Pulling the heavy wooden door open he entered the pub and before he had reached the curved bar the door had already swung shut. Few people were in at this time of day, and he knew one of two of them. Others vaguely, friends of friends. He ordered a pint of Guinness and sat down on a tall barstool. He was home.
Pulling out the paper he shared the crossword with the barman and it was soon complete, despite his annoying habit of always confidentely filling in at least one clue too quickly, and inaccurately.
Looking around he noticed a young person on the comfortable but upright dark brown bench seats that ran the length of the pub wall. She was slumped in the corner, alseep. She began to stir. This was a friend of a friend. She awoke; they spoke
Despite just waking up she was bright and alert, clever, angry and funny. Very funny. Her hair was short, with an unnatural reddish tinge. It framed her face as it hung around it and curved slightly in at the chin. Her nose had a very slightly unusual shape, two tiny nodes near the top like a bar running through it. Her eyes were of an unknowable colour and even while they sparkled they gave nothing away. They never did.

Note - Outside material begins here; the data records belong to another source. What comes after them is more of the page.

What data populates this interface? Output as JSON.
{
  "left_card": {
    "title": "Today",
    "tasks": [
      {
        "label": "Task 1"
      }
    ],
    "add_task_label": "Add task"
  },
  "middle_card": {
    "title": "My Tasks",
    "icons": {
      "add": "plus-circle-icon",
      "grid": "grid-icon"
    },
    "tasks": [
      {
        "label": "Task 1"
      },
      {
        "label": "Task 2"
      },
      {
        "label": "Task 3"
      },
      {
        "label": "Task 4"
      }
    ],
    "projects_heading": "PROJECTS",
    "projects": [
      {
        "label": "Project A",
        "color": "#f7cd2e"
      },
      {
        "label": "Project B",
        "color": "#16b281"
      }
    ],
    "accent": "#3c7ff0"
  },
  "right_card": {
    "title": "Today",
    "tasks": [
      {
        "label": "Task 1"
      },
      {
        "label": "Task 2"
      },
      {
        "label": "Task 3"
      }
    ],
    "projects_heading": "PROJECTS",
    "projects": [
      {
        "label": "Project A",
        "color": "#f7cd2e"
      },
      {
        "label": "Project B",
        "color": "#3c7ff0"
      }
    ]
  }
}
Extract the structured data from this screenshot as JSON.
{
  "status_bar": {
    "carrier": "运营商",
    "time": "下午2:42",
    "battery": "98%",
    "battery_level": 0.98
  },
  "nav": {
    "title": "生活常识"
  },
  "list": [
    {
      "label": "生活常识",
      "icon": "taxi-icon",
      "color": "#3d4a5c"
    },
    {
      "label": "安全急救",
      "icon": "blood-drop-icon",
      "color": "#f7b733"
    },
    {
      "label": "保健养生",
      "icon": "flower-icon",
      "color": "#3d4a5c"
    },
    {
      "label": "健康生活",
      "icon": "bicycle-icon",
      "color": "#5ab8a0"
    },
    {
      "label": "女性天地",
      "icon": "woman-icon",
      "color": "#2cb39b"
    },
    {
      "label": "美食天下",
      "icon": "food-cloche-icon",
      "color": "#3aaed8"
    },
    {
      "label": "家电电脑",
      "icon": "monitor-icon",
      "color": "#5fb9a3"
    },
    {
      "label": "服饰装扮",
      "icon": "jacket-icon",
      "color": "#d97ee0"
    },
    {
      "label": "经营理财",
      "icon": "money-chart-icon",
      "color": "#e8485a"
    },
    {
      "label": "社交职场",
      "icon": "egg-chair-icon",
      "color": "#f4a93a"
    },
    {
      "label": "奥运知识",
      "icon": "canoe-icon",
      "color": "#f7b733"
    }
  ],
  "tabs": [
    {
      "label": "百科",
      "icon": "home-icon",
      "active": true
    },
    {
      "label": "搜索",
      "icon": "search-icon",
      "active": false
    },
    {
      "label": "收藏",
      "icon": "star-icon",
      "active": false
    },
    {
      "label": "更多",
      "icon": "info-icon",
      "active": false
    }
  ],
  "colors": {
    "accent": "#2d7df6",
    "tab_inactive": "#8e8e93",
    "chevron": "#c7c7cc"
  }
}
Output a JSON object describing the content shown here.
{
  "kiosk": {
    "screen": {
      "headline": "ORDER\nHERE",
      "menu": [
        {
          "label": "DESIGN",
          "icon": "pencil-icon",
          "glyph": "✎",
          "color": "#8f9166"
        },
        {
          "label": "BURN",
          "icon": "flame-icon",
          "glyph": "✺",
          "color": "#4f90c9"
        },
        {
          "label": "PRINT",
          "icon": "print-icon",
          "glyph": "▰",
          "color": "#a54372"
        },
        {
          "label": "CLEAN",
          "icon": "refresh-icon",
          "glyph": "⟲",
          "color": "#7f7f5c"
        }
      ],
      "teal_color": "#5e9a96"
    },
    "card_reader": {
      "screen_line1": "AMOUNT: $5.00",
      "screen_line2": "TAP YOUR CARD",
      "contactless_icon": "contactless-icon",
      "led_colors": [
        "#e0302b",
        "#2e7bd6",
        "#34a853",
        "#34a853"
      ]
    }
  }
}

And when she did smile her whole face came alive; especially those incredible cheeks. And she smiled often, because as we have established she was funny, really funny. She was amusing and loved to be amused. Her laugh was perfect and it completed any room.
They talked for hours, for the rest of that day. Politics, she had a sharp and deep instinctive sense of politics, football, jokes based on language, jokes based on references, jokes based on anything and everything. Books. They had read many the ssme and reacted the same, they discussed and recommended others. They spoke not only for the whole of that day but the next, and the one after that. They talked the whole of that summer, inseparable drinking partners. They continued to talk, to laugh, to share for an entire lifetime. And then she stopped. She had found another to talk with.